= Exercise description =
How many lines in the records below contain "color"? Reply with the number only.

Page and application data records
··········
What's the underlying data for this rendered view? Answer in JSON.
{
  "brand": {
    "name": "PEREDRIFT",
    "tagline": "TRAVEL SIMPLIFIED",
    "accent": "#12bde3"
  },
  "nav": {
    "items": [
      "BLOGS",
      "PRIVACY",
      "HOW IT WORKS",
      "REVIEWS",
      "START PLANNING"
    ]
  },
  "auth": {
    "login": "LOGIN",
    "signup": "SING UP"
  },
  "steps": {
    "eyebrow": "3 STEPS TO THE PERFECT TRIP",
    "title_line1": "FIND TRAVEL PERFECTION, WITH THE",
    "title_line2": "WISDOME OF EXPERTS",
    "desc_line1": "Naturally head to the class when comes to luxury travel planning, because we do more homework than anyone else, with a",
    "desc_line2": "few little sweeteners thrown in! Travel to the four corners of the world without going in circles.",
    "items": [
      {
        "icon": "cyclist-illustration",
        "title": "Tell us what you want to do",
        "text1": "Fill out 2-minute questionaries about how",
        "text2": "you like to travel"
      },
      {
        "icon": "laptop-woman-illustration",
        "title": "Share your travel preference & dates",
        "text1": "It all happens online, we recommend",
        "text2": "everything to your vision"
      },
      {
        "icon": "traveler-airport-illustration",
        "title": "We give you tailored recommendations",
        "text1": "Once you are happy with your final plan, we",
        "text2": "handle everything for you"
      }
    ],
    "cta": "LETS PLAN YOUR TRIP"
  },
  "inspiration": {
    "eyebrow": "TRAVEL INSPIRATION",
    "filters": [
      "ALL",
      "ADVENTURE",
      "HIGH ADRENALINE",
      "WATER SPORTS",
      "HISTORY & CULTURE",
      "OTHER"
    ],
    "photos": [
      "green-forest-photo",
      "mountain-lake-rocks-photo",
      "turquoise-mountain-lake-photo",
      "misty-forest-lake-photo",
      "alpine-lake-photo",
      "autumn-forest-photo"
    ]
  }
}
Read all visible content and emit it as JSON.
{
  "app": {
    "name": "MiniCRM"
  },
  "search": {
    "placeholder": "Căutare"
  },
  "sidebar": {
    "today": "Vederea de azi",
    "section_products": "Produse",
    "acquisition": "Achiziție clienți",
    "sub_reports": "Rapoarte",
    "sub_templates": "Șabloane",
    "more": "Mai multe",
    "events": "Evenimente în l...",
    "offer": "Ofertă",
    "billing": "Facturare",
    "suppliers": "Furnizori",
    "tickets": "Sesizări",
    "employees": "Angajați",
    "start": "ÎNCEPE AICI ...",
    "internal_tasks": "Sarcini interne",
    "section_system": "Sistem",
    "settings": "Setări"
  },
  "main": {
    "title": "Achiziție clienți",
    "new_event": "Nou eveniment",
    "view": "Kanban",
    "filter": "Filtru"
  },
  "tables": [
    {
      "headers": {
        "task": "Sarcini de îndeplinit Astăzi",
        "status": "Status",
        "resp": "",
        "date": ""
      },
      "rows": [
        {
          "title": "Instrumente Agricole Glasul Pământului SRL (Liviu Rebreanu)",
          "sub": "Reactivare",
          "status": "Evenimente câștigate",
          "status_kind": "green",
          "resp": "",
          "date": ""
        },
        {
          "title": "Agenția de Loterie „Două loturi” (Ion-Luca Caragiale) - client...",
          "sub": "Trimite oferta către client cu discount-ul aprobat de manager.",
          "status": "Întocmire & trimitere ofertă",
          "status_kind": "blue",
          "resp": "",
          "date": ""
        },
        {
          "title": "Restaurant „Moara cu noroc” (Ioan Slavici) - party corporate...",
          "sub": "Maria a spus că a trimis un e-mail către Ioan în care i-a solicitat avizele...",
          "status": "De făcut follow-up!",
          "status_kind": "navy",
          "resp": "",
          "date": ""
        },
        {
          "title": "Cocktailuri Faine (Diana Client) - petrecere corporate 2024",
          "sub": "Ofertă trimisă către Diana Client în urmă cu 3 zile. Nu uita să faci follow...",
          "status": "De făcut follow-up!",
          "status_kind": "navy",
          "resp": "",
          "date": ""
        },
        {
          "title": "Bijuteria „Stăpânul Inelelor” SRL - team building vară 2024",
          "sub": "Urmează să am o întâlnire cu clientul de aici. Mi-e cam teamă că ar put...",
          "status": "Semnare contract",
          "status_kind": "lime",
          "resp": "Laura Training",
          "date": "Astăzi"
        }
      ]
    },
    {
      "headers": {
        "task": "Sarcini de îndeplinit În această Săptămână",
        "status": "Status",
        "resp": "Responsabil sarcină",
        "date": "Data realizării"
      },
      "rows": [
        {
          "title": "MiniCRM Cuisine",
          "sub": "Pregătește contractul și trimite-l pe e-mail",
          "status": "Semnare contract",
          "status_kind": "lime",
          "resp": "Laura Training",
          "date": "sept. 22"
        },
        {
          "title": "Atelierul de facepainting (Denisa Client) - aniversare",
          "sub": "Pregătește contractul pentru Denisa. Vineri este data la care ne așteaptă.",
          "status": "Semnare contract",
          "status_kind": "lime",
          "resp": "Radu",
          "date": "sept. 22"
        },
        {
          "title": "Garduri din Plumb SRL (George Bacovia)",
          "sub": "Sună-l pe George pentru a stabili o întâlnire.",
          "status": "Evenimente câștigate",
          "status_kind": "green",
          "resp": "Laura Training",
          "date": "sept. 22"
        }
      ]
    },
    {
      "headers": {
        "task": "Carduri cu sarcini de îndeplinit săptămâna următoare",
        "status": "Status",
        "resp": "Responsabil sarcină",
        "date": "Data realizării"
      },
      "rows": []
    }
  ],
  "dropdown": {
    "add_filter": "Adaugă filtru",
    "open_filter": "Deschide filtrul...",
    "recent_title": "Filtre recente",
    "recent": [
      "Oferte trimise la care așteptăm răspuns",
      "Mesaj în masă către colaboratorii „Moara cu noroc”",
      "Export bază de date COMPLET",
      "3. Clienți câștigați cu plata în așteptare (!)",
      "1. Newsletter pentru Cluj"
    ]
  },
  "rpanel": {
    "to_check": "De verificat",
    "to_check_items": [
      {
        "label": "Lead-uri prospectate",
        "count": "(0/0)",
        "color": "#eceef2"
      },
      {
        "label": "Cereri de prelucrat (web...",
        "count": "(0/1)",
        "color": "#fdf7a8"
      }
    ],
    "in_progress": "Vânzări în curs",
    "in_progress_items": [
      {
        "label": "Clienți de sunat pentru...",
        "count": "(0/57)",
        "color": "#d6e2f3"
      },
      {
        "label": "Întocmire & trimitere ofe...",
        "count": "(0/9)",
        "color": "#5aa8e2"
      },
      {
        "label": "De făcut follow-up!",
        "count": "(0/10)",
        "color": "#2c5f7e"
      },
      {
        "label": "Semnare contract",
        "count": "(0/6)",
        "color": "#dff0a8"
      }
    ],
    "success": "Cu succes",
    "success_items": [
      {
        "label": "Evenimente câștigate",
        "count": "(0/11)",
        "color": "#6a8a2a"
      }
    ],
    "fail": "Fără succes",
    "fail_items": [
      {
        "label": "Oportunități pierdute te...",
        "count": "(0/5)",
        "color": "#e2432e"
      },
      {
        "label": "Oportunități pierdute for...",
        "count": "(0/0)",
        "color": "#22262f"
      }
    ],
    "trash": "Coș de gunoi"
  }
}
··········
= Answer to this problem =
9